Sir, – The sobering and somewhat worrying report of the Intergovernmental Panel on Climate Change (IPCC) strikes one hopeful note in suggesting that global temperature increases could be kept to 1.5 degrees if governments take “strong and immediate action”.

In an Irish context, given the year-long delay in a taking a decision on whether to ban vehicular traffic from College Green in Dublin, the chronic underinvestment in cycling infrastructure, the current Minister for Transport denying any role or responsibility for the Bus Connects plan, local opposition to wind farms, and our Government’s ongoing lobbying of Europe for concessions on our agricultural emissions, what, realistically are the chances that any Irish government is going to make the hard choices that are needed immediately to halt the effects of climate change?

Witness also the political response in Australia to the idea that its coal industry might be negatively affected by “some sort of report”.

Unless and until this issue is seen for what it is and framed as a worldwide emergency that faces all of humanity and goes beyond national and local electoral politics, the chances of the required “rapid, far-reaching and unprecedented changes” being made are, unfortunately, nil. – Yours, etc,


Dublin 2.

Sir, – On the same day that the IPCC releases the direst report to date on the dangers and consequences of global warming, the Government (whose lack of progress on meeting the targets for reduction of greenhouse gases is a matter of national embarrassment) signs off on a budget that reneges on the opportunity to increase carbon taxes.

What planet does our Government live on? If it was the same one as the rest of us, it would surely do everything in its power to safeguard its future. – Yours, etc,



Co Waterford.

Sir, – I was very surprised to discover that the IPCC report on climate change did not feature on the front page of The Irish Times.
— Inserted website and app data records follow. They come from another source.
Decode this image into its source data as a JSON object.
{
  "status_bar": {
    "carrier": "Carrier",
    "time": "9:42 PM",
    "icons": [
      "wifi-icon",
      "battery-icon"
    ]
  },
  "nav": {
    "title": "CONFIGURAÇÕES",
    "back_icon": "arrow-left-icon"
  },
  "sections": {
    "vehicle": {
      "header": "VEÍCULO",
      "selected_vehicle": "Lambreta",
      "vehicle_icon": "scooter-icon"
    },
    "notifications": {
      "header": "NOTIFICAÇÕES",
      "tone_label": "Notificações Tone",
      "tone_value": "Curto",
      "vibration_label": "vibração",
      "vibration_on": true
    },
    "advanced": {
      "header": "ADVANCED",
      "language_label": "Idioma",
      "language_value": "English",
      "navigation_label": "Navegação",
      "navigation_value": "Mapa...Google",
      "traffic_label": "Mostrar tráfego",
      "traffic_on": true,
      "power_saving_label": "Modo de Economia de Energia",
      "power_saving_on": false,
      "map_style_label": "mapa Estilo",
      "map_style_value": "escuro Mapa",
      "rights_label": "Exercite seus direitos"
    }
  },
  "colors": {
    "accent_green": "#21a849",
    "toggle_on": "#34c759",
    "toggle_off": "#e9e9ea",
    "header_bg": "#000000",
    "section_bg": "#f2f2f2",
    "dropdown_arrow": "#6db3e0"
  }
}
Is this country really such a backwater that we don’t need to be updated on the defining issue of the day? – Yours, etc,



Dublin 4.

Sir, – The United Nations climate change report is stark in its conclusions and we all need to face up to our responsibilities, especially governments.

One of its findings states that each government needs to invest approximately 2.5 per cent of GDP in combating what the world faces. Within Nato, members are asked to invest approximately 2 per cent of GDP in military spending. If asked what would people prefer investing in, military spending or saving our planet, I have a fair idea what people would choose. – Yours, etc,



Dublin 22.